The financial manager is responsible
for making decisions that are in the best interests of the firm’s owners.
The financial manager should make decisions that
maximize the value of the owners’ stock.
Maximizing the value of the owners’ stock helps
maximize the owners’ wealth
Wealth is the
economic value of the assets the owner possesses
A stakeholder is someone
other than an owner who has a claim on the cash flows of the firm
To produce its products or services
a new firm needs to acquire a variety of assets
Long-term assets are also known as
productive assets
Productive assets can be
tangible assets, such as equipment, machinery, or a manufacturing facility, or intangible assets, such as patents, trademarks, technical expertise, or other types of intellectual capital.
Regardless of the type of asset, the firm tries to
select assets that will generate the greatest cash flows for the firm’s owners
. The decision-making process through which the firm purchases productive assets is called
capital budgeting
Capital budget is
one of the most important decision processes in a firm.
Financing decisions determine
the ways in which firms obtain and manage long-term financing to acquire and support their productive assets.
There are two basic sources of funds:
debt and equity
Every firm has some equity because
equity represents ownership in the firm.
Equity consists of
capital contributions by the owners plus cash flows that have been reinvested in the firm.
After the productive assets have been purchased and the business is operating, the managers of the firm will try to
produce products at the lowest possible cost while maintaining quality
Day-to-day finances must be managed so that the firm
will have sufficient cash on hand to pay salaries, purchase supplies, maintain inventories, pay taxes, and cover the myriad of other expenses necessary to run a business
The management of current assets, such as money owed by customers who purchase on credit, inventory, and current liabilities, such as money owed to suppliers, is called
working capital management.
A firm is successful when these cash inflows exceed the cash outflows, the managers of the firm can pay the remaining cash, called residual cash flows , to

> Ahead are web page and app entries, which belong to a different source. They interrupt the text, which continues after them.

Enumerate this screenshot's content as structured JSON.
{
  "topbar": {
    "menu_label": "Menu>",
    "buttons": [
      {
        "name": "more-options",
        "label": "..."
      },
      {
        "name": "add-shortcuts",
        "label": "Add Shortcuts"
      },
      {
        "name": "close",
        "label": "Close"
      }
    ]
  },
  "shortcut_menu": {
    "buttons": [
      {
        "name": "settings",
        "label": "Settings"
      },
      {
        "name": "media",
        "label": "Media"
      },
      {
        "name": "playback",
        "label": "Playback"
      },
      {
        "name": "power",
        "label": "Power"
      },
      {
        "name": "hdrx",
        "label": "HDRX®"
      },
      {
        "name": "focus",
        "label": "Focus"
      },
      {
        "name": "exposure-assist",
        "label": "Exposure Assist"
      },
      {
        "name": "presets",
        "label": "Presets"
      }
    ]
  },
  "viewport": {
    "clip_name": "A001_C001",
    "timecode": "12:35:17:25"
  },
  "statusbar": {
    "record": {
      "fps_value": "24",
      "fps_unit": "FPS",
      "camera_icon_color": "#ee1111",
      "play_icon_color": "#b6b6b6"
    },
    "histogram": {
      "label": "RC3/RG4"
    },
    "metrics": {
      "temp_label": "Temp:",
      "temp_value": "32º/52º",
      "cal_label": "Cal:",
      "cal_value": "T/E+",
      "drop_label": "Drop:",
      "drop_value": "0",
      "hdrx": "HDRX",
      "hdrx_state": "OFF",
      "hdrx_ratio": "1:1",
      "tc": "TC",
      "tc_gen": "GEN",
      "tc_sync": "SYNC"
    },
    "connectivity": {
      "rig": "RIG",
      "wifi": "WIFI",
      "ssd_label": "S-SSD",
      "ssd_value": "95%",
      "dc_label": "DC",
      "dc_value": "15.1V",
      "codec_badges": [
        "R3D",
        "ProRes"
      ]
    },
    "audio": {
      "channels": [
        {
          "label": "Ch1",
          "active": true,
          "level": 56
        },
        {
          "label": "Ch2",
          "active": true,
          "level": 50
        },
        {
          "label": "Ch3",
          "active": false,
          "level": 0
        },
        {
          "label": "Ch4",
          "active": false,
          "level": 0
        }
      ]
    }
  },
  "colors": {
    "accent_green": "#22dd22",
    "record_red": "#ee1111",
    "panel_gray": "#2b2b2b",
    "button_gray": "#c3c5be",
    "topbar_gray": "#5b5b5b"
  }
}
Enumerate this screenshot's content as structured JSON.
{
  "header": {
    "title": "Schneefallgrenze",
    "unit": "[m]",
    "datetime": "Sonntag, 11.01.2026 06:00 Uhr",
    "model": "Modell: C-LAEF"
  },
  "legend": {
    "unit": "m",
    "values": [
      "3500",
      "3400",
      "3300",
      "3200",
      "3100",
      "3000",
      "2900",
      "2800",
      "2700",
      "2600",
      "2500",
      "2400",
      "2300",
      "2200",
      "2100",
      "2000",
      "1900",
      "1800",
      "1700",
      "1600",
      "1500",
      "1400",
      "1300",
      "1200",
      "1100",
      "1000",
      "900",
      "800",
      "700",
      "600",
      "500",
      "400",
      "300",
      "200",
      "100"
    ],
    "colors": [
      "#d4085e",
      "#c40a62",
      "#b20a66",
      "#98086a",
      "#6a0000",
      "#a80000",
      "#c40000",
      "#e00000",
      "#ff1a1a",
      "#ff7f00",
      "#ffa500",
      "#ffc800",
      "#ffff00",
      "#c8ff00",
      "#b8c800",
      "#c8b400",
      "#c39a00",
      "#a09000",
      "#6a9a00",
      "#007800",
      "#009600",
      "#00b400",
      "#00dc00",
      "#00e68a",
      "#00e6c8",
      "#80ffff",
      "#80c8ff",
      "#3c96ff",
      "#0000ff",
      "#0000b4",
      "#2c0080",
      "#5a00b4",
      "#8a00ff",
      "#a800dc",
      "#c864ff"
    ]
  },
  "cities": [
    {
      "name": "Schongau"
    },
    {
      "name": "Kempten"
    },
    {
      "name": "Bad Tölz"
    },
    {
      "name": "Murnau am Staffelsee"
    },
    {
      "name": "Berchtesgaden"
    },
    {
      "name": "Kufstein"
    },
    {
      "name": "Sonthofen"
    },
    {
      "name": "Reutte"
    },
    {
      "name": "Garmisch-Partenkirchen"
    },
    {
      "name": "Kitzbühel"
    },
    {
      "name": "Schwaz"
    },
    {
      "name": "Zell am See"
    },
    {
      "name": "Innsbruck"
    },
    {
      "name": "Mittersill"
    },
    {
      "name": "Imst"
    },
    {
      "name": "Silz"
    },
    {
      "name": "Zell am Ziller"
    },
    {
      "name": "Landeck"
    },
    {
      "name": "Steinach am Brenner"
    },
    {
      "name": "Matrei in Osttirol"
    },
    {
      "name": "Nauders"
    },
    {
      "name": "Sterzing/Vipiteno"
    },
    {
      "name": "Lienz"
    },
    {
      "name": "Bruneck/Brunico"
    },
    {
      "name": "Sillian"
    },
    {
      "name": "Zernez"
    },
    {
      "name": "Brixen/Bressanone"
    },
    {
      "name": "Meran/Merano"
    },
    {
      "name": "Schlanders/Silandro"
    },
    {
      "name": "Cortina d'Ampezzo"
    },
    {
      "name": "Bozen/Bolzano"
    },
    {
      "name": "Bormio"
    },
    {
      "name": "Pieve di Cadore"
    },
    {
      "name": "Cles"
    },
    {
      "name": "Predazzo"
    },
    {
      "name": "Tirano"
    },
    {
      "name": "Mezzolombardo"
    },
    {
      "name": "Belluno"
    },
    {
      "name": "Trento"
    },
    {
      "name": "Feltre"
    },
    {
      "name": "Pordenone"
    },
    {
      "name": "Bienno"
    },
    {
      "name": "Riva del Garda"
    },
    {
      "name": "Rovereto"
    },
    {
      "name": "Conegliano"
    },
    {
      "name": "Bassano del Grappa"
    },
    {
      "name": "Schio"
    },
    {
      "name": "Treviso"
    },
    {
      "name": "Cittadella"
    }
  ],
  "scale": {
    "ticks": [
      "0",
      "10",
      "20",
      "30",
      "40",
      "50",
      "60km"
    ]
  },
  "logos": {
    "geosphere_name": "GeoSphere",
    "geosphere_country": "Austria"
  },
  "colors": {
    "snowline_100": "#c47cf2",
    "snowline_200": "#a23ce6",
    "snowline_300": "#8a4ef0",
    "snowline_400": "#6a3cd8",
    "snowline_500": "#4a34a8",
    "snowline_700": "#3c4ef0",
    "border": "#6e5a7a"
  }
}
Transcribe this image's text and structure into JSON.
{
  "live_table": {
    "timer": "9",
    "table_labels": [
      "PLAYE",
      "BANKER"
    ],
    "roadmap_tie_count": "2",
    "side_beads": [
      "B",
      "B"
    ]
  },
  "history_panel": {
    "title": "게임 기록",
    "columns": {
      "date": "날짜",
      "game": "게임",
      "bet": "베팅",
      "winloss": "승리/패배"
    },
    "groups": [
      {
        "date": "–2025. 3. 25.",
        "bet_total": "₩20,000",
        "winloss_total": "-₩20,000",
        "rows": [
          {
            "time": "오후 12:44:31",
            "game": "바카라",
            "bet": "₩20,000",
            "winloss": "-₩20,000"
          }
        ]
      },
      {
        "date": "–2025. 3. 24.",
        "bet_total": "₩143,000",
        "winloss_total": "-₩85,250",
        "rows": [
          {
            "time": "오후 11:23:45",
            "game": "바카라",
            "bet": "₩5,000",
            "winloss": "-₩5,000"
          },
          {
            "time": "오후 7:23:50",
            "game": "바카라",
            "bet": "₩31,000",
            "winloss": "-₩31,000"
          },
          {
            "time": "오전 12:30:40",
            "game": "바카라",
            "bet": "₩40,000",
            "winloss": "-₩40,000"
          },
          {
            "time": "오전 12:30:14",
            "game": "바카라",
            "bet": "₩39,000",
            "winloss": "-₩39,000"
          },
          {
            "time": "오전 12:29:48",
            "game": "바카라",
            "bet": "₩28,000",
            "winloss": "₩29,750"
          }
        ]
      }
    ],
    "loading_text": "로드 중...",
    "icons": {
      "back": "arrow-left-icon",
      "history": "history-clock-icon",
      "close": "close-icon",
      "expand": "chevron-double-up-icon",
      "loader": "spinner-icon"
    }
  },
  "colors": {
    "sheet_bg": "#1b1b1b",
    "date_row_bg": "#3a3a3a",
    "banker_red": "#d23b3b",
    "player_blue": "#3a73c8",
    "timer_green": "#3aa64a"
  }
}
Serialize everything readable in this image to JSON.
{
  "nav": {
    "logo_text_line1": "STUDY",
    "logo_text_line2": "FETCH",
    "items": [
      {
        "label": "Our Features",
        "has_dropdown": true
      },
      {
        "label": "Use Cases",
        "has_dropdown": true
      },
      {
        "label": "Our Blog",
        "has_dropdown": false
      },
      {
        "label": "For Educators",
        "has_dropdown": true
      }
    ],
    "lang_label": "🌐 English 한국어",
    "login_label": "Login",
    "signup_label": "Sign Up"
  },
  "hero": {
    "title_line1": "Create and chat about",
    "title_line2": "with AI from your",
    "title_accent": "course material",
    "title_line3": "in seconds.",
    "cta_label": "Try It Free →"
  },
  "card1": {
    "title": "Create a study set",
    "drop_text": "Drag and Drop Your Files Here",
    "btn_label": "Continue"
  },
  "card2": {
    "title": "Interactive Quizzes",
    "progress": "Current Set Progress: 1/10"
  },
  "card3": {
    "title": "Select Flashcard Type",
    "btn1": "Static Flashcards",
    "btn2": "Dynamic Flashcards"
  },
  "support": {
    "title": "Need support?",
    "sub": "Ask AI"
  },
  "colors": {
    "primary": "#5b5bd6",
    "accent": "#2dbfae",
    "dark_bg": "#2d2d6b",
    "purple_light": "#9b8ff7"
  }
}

the owners as a cash dividend, or reinvest the cash in the business.
The reinvestment of cash flows (earnings) is
the most fundamental way that businesses grow in size
A firm is unprofitable when it
fails to generate sufficient cash inflows to pay operating expenses, creditors, and taxes.
Three Fundamental Decisions in Financial Management
1. Capital budgeting decisions
2. Financing decisions
3. Working capital management decisions
Capital budgeting decisions
identify the productive assets the firm should buy
Financing decisions
determine how the firm should finance or pay for assets
Working capital management decisions
Determine how day-to-day financial matters should be managed so that the firm can pay its bills, and how surplus cash should be invested.
A firm’s capital budget is
a list of the productive (capital) assets that management wants to purchase over a budget cycle, typically one year.
The capital budgeting decision process addresses
which productive assets the firm should purchase and how much money the firm can afford to spend.
The fundamental question in capital budgeting is
Which productive assets should the firm purchase?
Productive assets, which are long term in nature, are financed by
long-term borrowing, equity investment, or both.
A major advantage of debt financing is that
debt payments are tax deductible for many corporations.
Equity has no
maturity
The mix of debt and equity on the balance sheet is known as
a firm’s capital structure .
The dollar difference between a firm’s total current assets and its total current liabilities is called its
net working capital